**WHAT NEEDS TO BE DONE**: What you hand back must match the records word for word, with no pictures.

**EXTRACTED RECORDS**:
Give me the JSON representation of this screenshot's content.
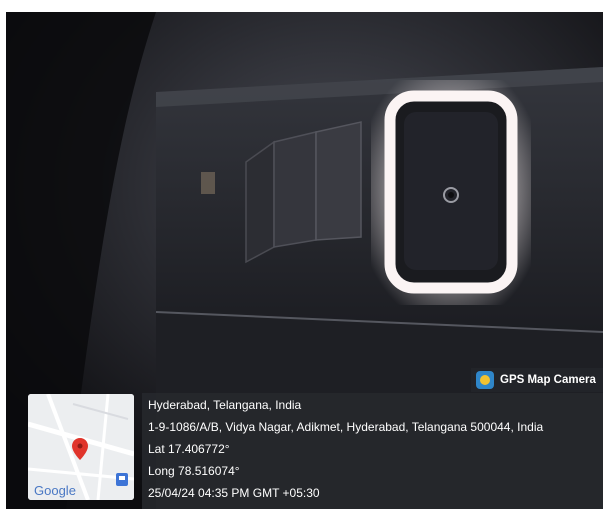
{
  "badge": {
    "label": "GPS Map Camera"
  },
  "location": {
    "line1": "Hyderabad, Telangana, India",
    "line2": "1-9-1086/A/B, Vidya Nagar, Adikmet, Hyderabad, Telangana 500044, India",
    "lat": "Lat 17.406772°",
    "long": "Long 78.516074°",
    "timestamp": "25/04/24 04:35 PM GMT +05:30"
  },
  "map": {
    "brand": "Google",
    "pin_color": "#e0342b"
  },
  "colors": {
    "ring_glow": "#f4eef0",
    "panel_bg": "#26282c"
  }
}
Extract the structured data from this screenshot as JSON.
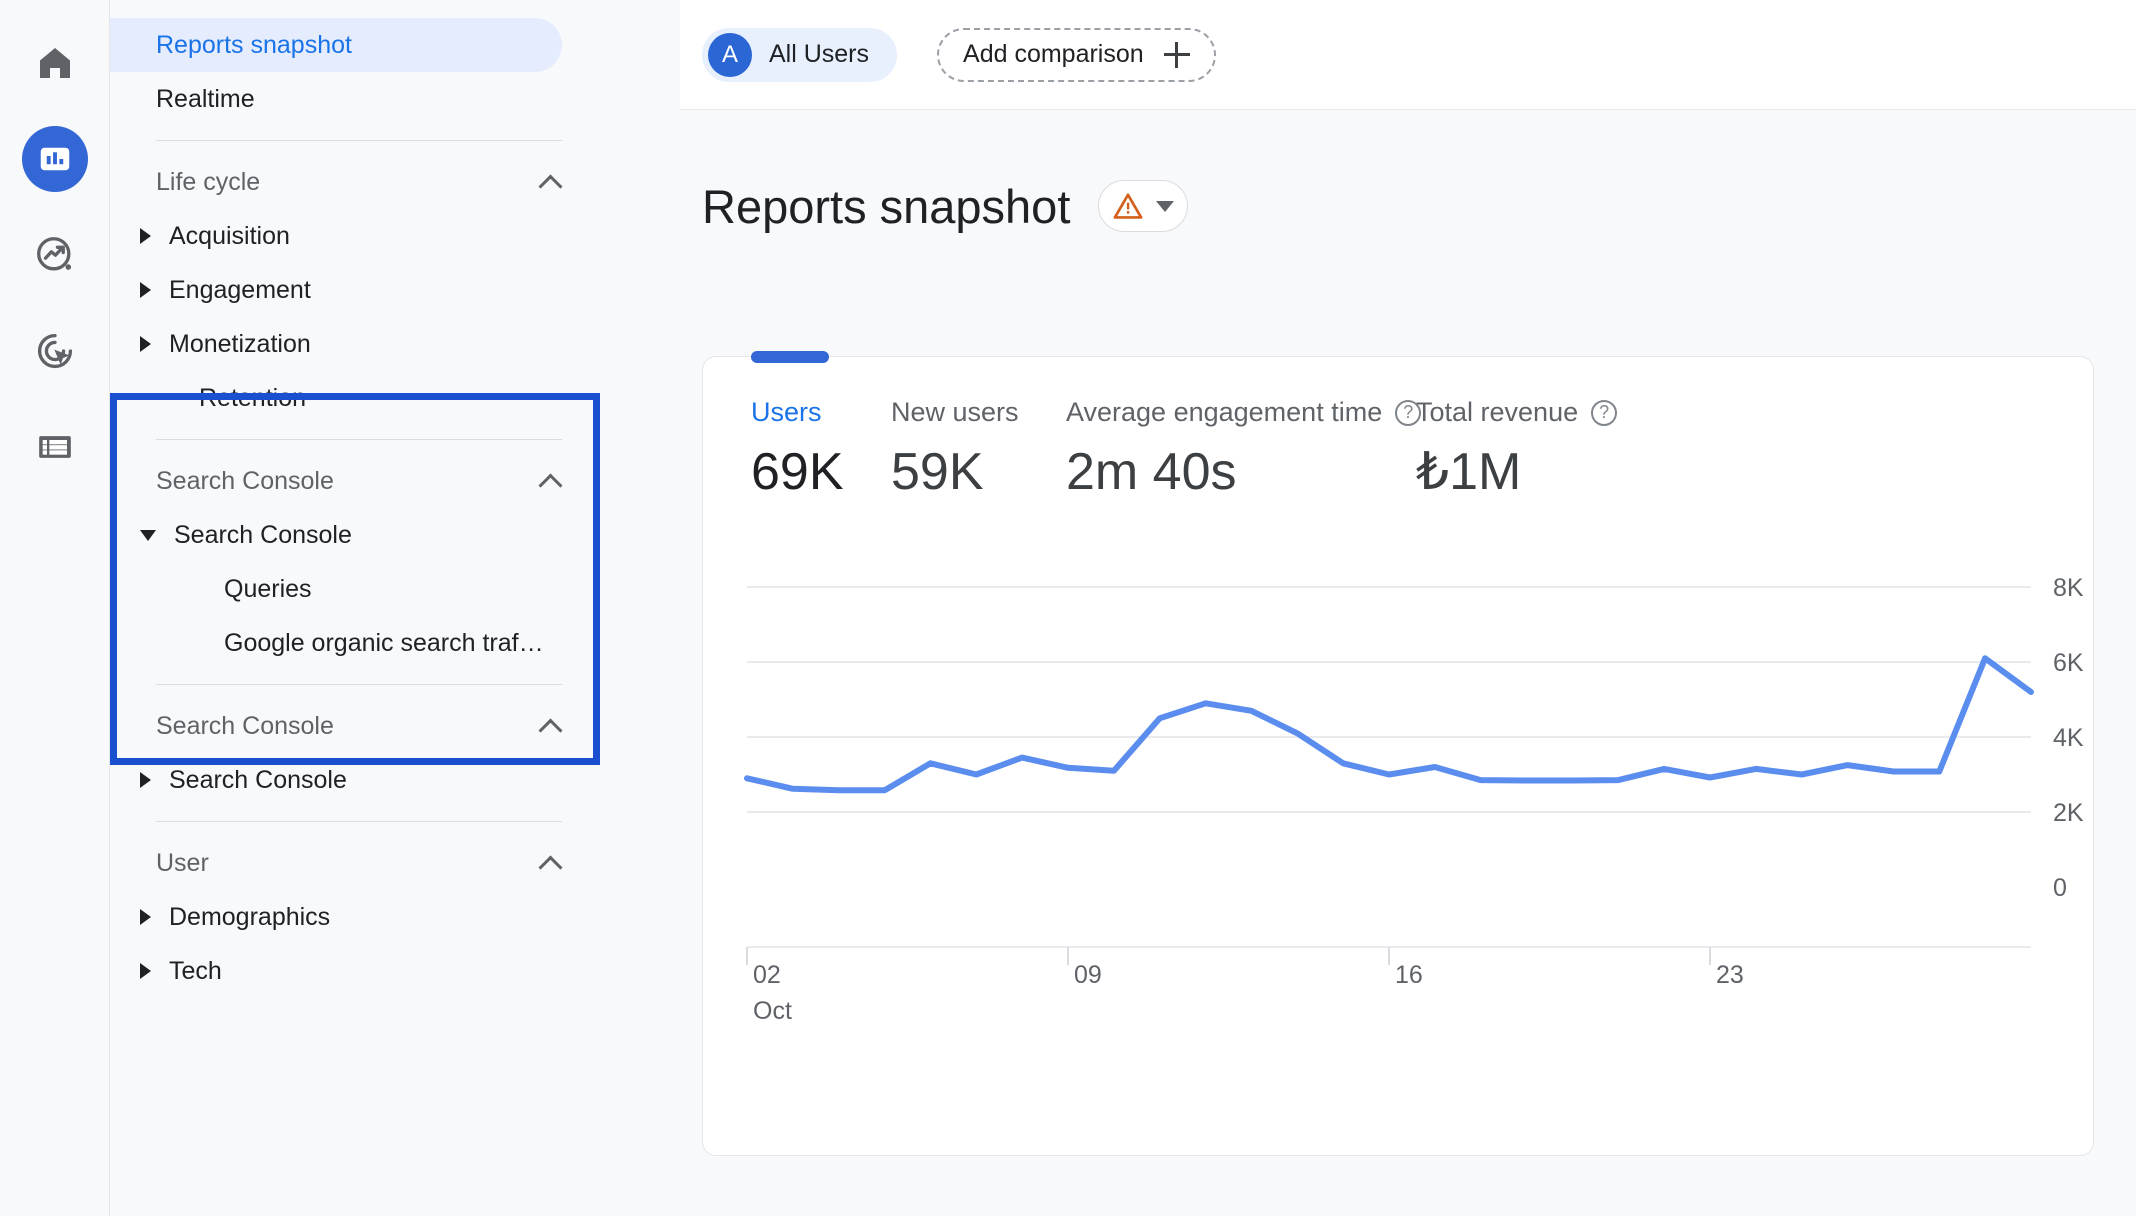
{
  "rail": {
    "items": [
      {
        "name": "home-icon",
        "label": "Home",
        "active": false
      },
      {
        "name": "reports-icon",
        "label": "Reports",
        "active": true
      },
      {
        "name": "explore-icon",
        "label": "Explore",
        "active": false
      },
      {
        "name": "advertising-icon",
        "label": "Advertising",
        "active": false
      },
      {
        "name": "library-icon",
        "label": "Library",
        "active": false
      }
    ]
  },
  "sidebar": {
    "top_items": [
      {
        "label": "Reports snapshot",
        "selected": true
      },
      {
        "label": "Realtime",
        "selected": false
      }
    ],
    "sections": [
      {
        "title": "Life cycle",
        "expanded": true,
        "items": [
          {
            "label": "Acquisition",
            "caret": "right"
          },
          {
            "label": "Engagement",
            "caret": "right"
          },
          {
            "label": "Monetization",
            "caret": "right"
          },
          {
            "label": "Retention",
            "caret": "none"
          }
        ]
      },
      {
        "title": "Search Console",
        "expanded": true,
        "items": [
          {
            "label": "Search Console",
            "caret": "down"
          },
          {
            "label": "Queries",
            "caret": "none",
            "leaf": true
          },
          {
            "label": "Google organic search traf…",
            "caret": "none",
            "leaf": true
          }
        ]
      },
      {
        "title": "Search Console",
        "expanded": true,
        "items": [
          {
            "label": "Search Console",
            "caret": "right"
          }
        ]
      },
      {
        "title": "User",
        "expanded": true,
        "items": [
          {
            "label": "Demographics",
            "caret": "right"
          },
          {
            "label": "Tech",
            "caret": "right"
          }
        ]
      }
    ],
    "highlight_color": "#1a4fd0"
  },
  "topbar": {
    "audience_chip": {
      "avatar_letter": "A",
      "label": "All Users"
    },
    "add_comparison": {
      "label": "Add comparison",
      "icon": "plus-icon"
    }
  },
  "header": {
    "title": "Reports snapshot",
    "warning_icon": "warning-triangle-icon",
    "dropdown_icon": "chevron-down-icon"
  },
  "card": {
    "metrics": [
      {
        "label": "Users",
        "value": "69K",
        "active": true,
        "help": false
      },
      {
        "label": "New users",
        "value": "59K",
        "active": false,
        "help": false
      },
      {
        "label": "Average engagement time",
        "value": "2m 40s",
        "active": false,
        "help": true
      },
      {
        "label": "Total revenue",
        "value": "₺1M",
        "active": false,
        "help": true
      }
    ]
  },
  "chart_data": {
    "type": "line",
    "title": "",
    "xlabel": "",
    "ylabel": "",
    "series": [
      {
        "name": "Users",
        "color": "#5b8def",
        "values": [
          2900,
          2620,
          2580,
          2580,
          3300,
          3000,
          3450,
          3180,
          3100,
          4500,
          4900,
          4700,
          4100,
          3300,
          3000,
          3200,
          2850,
          2840,
          2840,
          2850,
          3150,
          2920,
          3150,
          3000,
          3250,
          3080,
          3080,
          6100,
          5200
        ]
      }
    ],
    "x": [
      "02",
      "03",
      "04",
      "05",
      "06",
      "07",
      "08",
      "09",
      "10",
      "11",
      "12",
      "13",
      "14",
      "15",
      "16",
      "17",
      "18",
      "19",
      "20",
      "21",
      "22",
      "23",
      "24",
      "25",
      "26",
      "27",
      "28",
      "29",
      "30"
    ],
    "xtick_labels": [
      {
        "pos": 0,
        "line1": "02",
        "line2": "Oct"
      },
      {
        "pos": 7,
        "line1": "09",
        "line2": ""
      },
      {
        "pos": 14,
        "line1": "16",
        "line2": ""
      },
      {
        "pos": 21,
        "line1": "23",
        "line2": ""
      }
    ],
    "ytick_labels": [
      "8K",
      "6K",
      "4K",
      "2K",
      "0"
    ],
    "ylim": [
      0,
      8000
    ],
    "grid": true,
    "legend": "none"
  }
}
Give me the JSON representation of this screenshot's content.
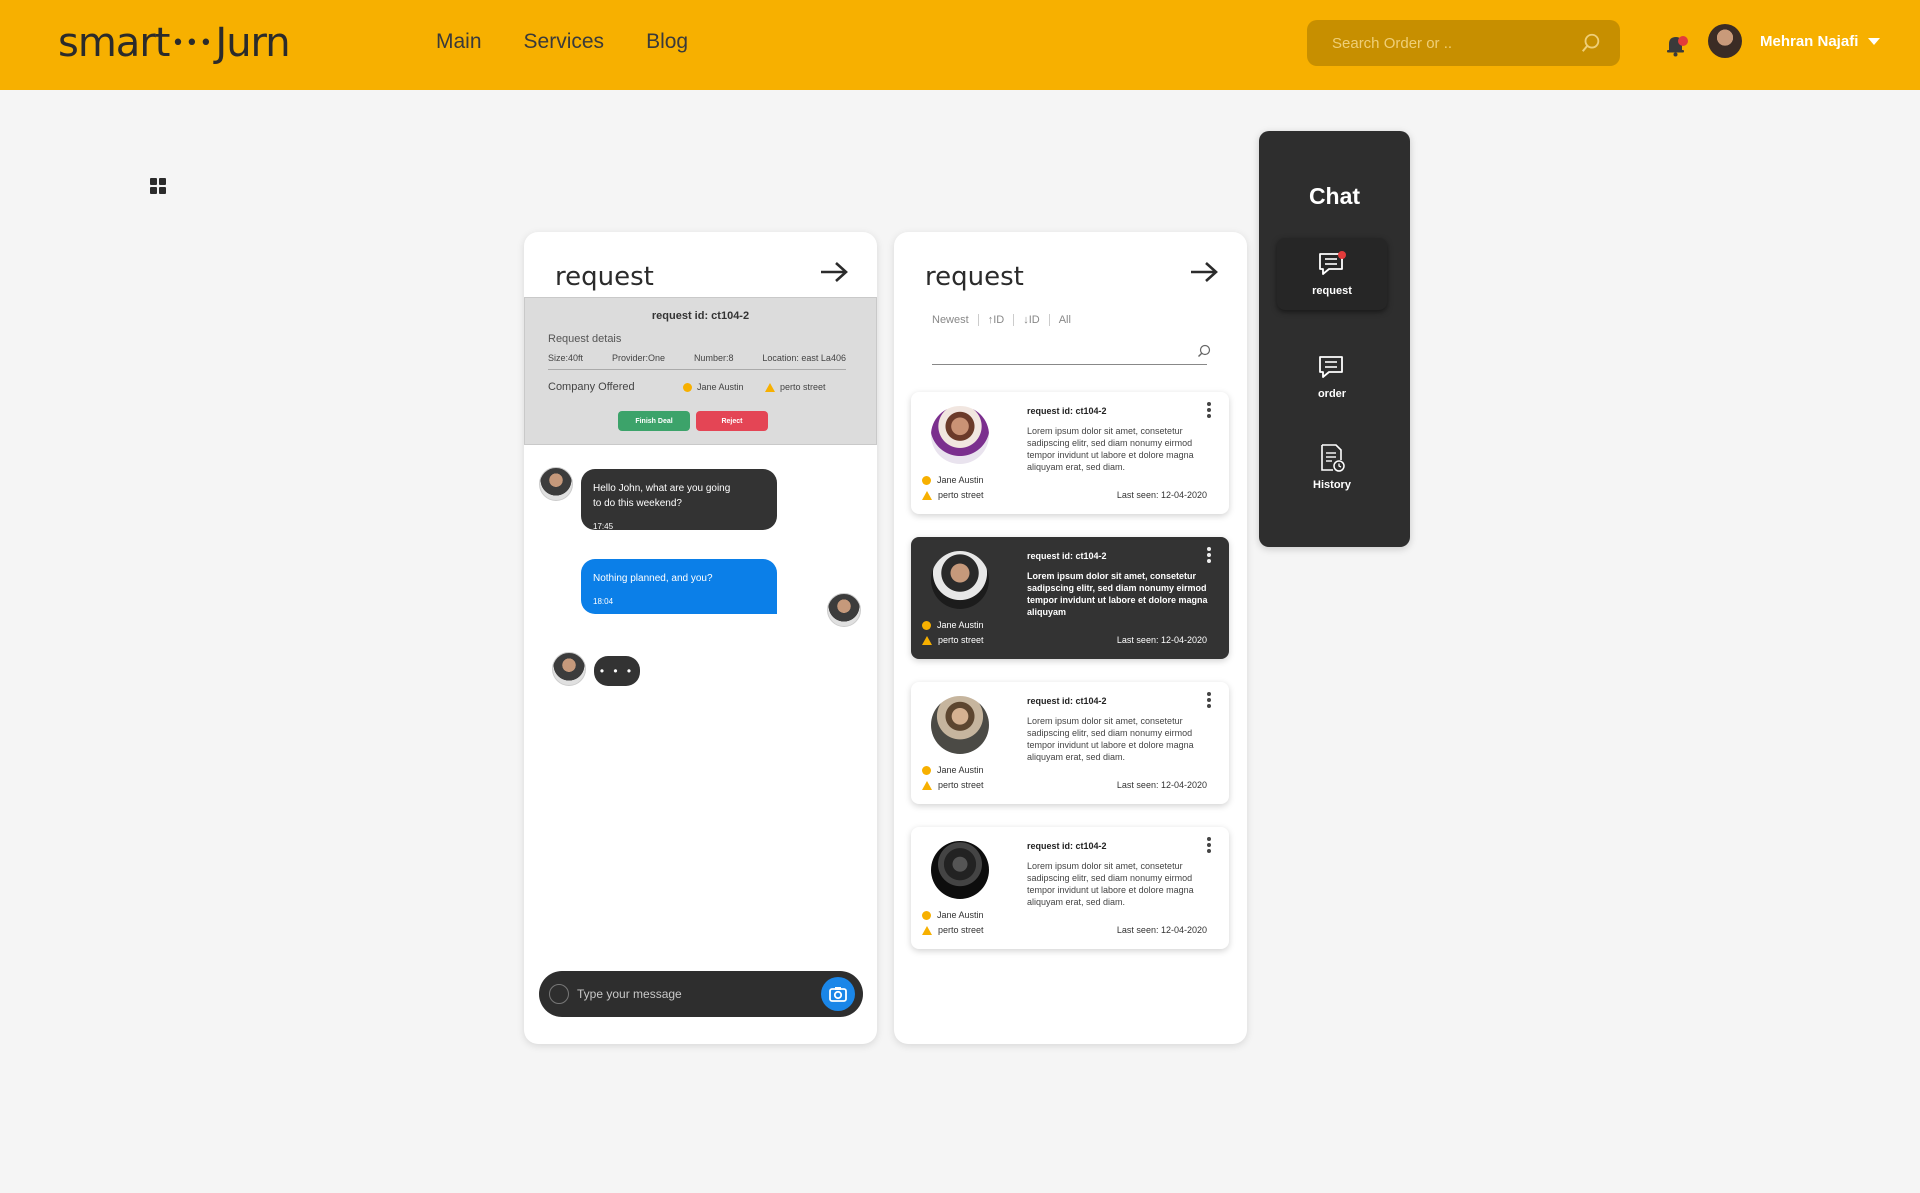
{
  "header": {
    "logo_left": "smart",
    "logo_dots": "•••",
    "logo_right": "Jurn",
    "nav": [
      "Main",
      "Services",
      "Blog"
    ],
    "search_placeholder": "Search Order or ..",
    "user_name": "Mehran Najafi",
    "brand_color": "#f7b000"
  },
  "request_panel": {
    "title": "request",
    "request_id": "request id: ct104-2",
    "details_label": "Request detais",
    "specs": [
      "Size:40ft",
      "Provider:One",
      "Number:8",
      "Location: east La406"
    ],
    "company_label": "Company Offered",
    "person": "Jane Austin",
    "street": "perto street",
    "finish_label": "Finish Deal",
    "reject_label": "Reject",
    "messages": [
      {
        "text_line1": "Hello John, what are you going",
        "text_line2": "to do this weekend?",
        "time": "17:45"
      },
      {
        "text": "Nothing planned, and you?",
        "time": "18:04"
      }
    ],
    "typing": "• • •",
    "compose_placeholder": "Type your message"
  },
  "list_panel": {
    "title": "request",
    "filters": [
      "Newest",
      "↑ID",
      "↓ID",
      "All"
    ],
    "cards": [
      {
        "id": "request id: ct104-2",
        "text": "Lorem ipsum dolor sit amet, consetetur sadipscing elitr, sed diam nonumy eirmod tempor invidunt ut labore et dolore magna aliquyam erat, sed diam.",
        "person": "Jane Austin",
        "street": "perto street",
        "seen": "Last seen: 12-04-2020"
      },
      {
        "id": "request id: ct104-2",
        "text": "Lorem ipsum dolor sit amet, consetetur sadipscing elitr, sed diam nonumy eirmod tempor invidunt ut labore et dolore magna aliquyam",
        "person": "Jane Austin",
        "street": "perto street",
        "seen": "Last seen: 12-04-2020"
      },
      {
        "id": "request id: ct104-2",
        "text": "Lorem ipsum dolor sit amet, consetetur sadipscing elitr, sed diam nonumy eirmod tempor invidunt ut labore et dolore magna aliquyam erat, sed diam.",
        "person": "Jane Austin",
        "street": "perto street",
        "seen": "Last seen: 12-04-2020"
      },
      {
        "id": "request id: ct104-2",
        "text": "Lorem ipsum dolor sit amet, consetetur sadipscing elitr, sed diam nonumy eirmod tempor invidunt ut labore et dolore magna aliquyam erat, sed diam.",
        "person": "Jane Austin",
        "street": "perto street",
        "seen": "Last seen: 12-04-2020"
      }
    ]
  },
  "sidebar": {
    "title": "Chat",
    "items": [
      "request",
      "order",
      "History"
    ]
  }
}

**OUTPUT**:
Give me the JSON representation of this screenshot's content.
{
  "badge": {
    "label": "GPS Map Camera"
  },
  "location": {
    "line1": "Hyderabad, Telangana, India",
    "line2": "1-9-1086/A/B, Vidya Nagar, Adikmet, Hyderabad, Telangana 500044, India",
    "lat": "Lat 17.406772°",
    "long": "Long 78.516074°",
    "timestamp": "25/04/24 04:35 PM GMT +05:30"
  },
  "map": {
    "brand": "Google",
    "pin_color": "#e0342b"
  },
  "colors": {
    "ring_glow": "#f4eef0",
    "panel_bg": "#26282c"
  }
}
Extract the structured data from this screenshot as JSON.
{
  "rail": {
    "items": [
      {
        "name": "home-icon",
        "label": "Home",
        "active": false
      },
      {
        "name": "reports-icon",
        "label": "Reports",
        "active": true
      },
      {
        "name": "explore-icon",
        "label": "Explore",
        "active": false
      },
      {
        "name": "advertising-icon",
        "label": "Advertising",
        "active": false
      },
      {
        "name": "library-icon",
        "label": "Library",
        "active": false
      }
    ]
  },
  "sidebar": {
    "top_items": [
      {
        "label": "Reports snapshot",
        "selected": true
      },
      {
        "label": "Realtime",
        "selected": false
      }
    ],
    "sections": [
      {
        "title": "Life cycle",
        "expanded": true,
        "items": [
          {
            "label": "Acquisition",
            "caret": "right"
          },
          {
            "label": "Engagement",
            "caret": "right"
          },
          {
            "label": "Monetization",
            "caret": "right"
          },
          {
            "label": "Retention",
            "caret": "none"
          }
        ]
      },
      {
        "title": "Search Console",
        "expanded": true,
        "items": [
          {
            "label": "Search Console",
            "caret": "down"
          },
          {
            "label": "Queries",
            "caret": "none",
            "leaf": true
          },
          {
            "label": "Google organic search traf…",
            "caret": "none",
            "leaf": true
          }
        ]
      },
      {
        "title": "Search Console",
        "expanded": true,
        "items": [
          {
            "label": "Search Console",
            "caret": "right"
          }
        ]
      },
      {
        "title": "User",
        "expanded": true,
        "items": [
          {
            "label": "Demographics",
            "caret": "right"
          },
          {
            "label": "Tech",
            "caret": "right"
          }
        ]
      }
    ],
    "highlight_color": "#1a4fd0"
  },
  "topbar": {
    "audience_chip": {
      "avatar_letter": "A",
      "label": "All Users"
    },
    "add_comparison": {
      "label": "Add comparison",
      "icon": "plus-icon"
    }
  },
  "header": {
    "title": "Reports snapshot",
    "warning_icon": "warning-triangle-icon",
    "dropdown_icon": "chevron-down-icon"
  },
  "card": {
    "metrics": [
      {
        "label": "Users",
        "value": "69K",
        "active": true,
        "help": false
      },
      {
        "label": "New users",
        "value": "59K",
        "active": false,
        "help": false
      },
      {
        "label": "Average engagement time",
        "value": "2m 40s",
        "active": false,
        "help": true
      },
      {
        "label": "Total revenue",
        "value": "₺1M",
        "active": false,
        "help": true
      }
    ]
  },
  "chart_data": {
    "type": "line",
    "title": "",
    "xlabel": "",
    "ylabel": "",
    "series": [
      {
        "name": "Users",
        "color": "#5b8def",
        "values": [
          2900,
          2620,
          2580,
          2580,
          3300,
          3000,
          3450,
          3180,
          3100,
          4500,
          4900,
          4700,
          4100,
          3300,
          3000,
          3200,
          2850,
          2840,
          2840,
          2850,
          3150,
          2920,
          3150,
          3000,
          3250,
          3080,
          3080,
          6100,
          5200
        ]
      }
    ],
    "x": [
      "02",
      "03",
      "04",
      "05",
      "06",
      "07",
      "08",
      "09",
      "10",
      "11",
      "12",
      "13",
      "14",
      "15",
      "16",
      "17",
      "18",
      "19",
      "20",
      "21",
      "22",
      "23",
      "24",
      "25",
      "26",
      "27",
      "28",
      "29",
      "30"
    ],
    "xtick_labels": [
      {
        "pos": 0,
        "line1": "02",
        "line2": "Oct"
      },
      {
        "pos": 7,
        "line1": "09",
        "line2": ""
      },
      {
        "pos": 14,
        "line1": "16",
        "line2": ""
      },
      {
        "pos": 21,
        "line1": "23",
        "line2": ""
      }
    ],
    "ytick_labels": [
      "8K",
      "6K",
      "4K",
      "2K",
      "0"
    ],
    "ylim": [
      0,
      8000
    ],
    "grid": true,
    "legend": "none"
  }
}
Give me the JSON representation of this screenshot's content.
{
  "header": {
    "logo_left": "smart",
    "logo_dots": "•••",
    "logo_right": "Jurn",
    "nav": [
      "Main",
      "Services",
      "Blog"
    ],
    "search_placeholder": "Search Order or ..",
    "user_name": "Mehran Najafi",
    "brand_color": "#f7b000"
  },
  "request_panel": {
    "title": "request",
    "request_id": "request id: ct104-2",
    "details_label": "Request detais",
    "specs": [
      "Size:40ft",
      "Provider:One",
      "Number:8",
      "Location: east La406"
    ],
    "company_label": "Company Offered",
    "person": "Jane Austin",
    "street": "perto street",
    "finish_label": "Finish Deal",
    "reject_label": "Reject",
    "messages": [
      {
        "text_line1": "Hello John, what are you going",
        "text_line2": "to do this weekend?",
        "time": "17:45"
      },
      {
        "text": "Nothing planned, and you?",
        "time": "18:04"
      }
    ],
    "typing": "• • •",
    "compose_placeholder": "Type your message"
  },
  "list_panel": {
    "title": "request",
    "filters": [
      "Newest",
      "↑ID",
      "↓ID",
      "All"
    ],
    "cards": [
      {
        "id": "request id: ct104-2",
        "text": "Lorem ipsum dolor sit amet, consetetur sadipscing elitr, sed diam nonumy eirmod tempor invidunt ut labore et dolore magna aliquyam erat, sed diam.",
        "person": "Jane Austin",
        "street": "perto street",
        "seen": "Last seen: 12-04-2020"
      },
      {
        "id": "request id: ct104-2",
        "text": "Lorem ipsum dolor sit amet, consetetur sadipscing elitr, sed diam nonumy eirmod tempor invidunt ut labore et dolore magna aliquyam",
        "person": "Jane Austin",
        "street": "perto street",
        "seen": "Last seen: 12-04-2020"
      },
      {
        "id": "request id: ct104-2",
        "text": "Lorem ipsum dolor sit amet, consetetur sadipscing elitr, sed diam nonumy eirmod tempor invidunt ut labore et dolore magna aliquyam erat, sed diam.",
        "person": "Jane Austin",
        "street": "perto street",
        "seen": "Last seen: 12-04-2020"
      },
      {
        "id": "request id: ct104-2",
        "text": "Lorem ipsum dolor sit amet, consetetur sadipscing elitr, sed diam nonumy eirmod tempor invidunt ut labore et dolore magna aliquyam erat, sed diam.",
        "person": "Jane Austin",
        "street": "perto street",
        "seen": "Last seen: 12-04-2020"
      }
    ]
  },
  "sidebar": {
    "title": "Chat",
    "items": [
      "request",
      "order",
      "History"
    ]
  }
}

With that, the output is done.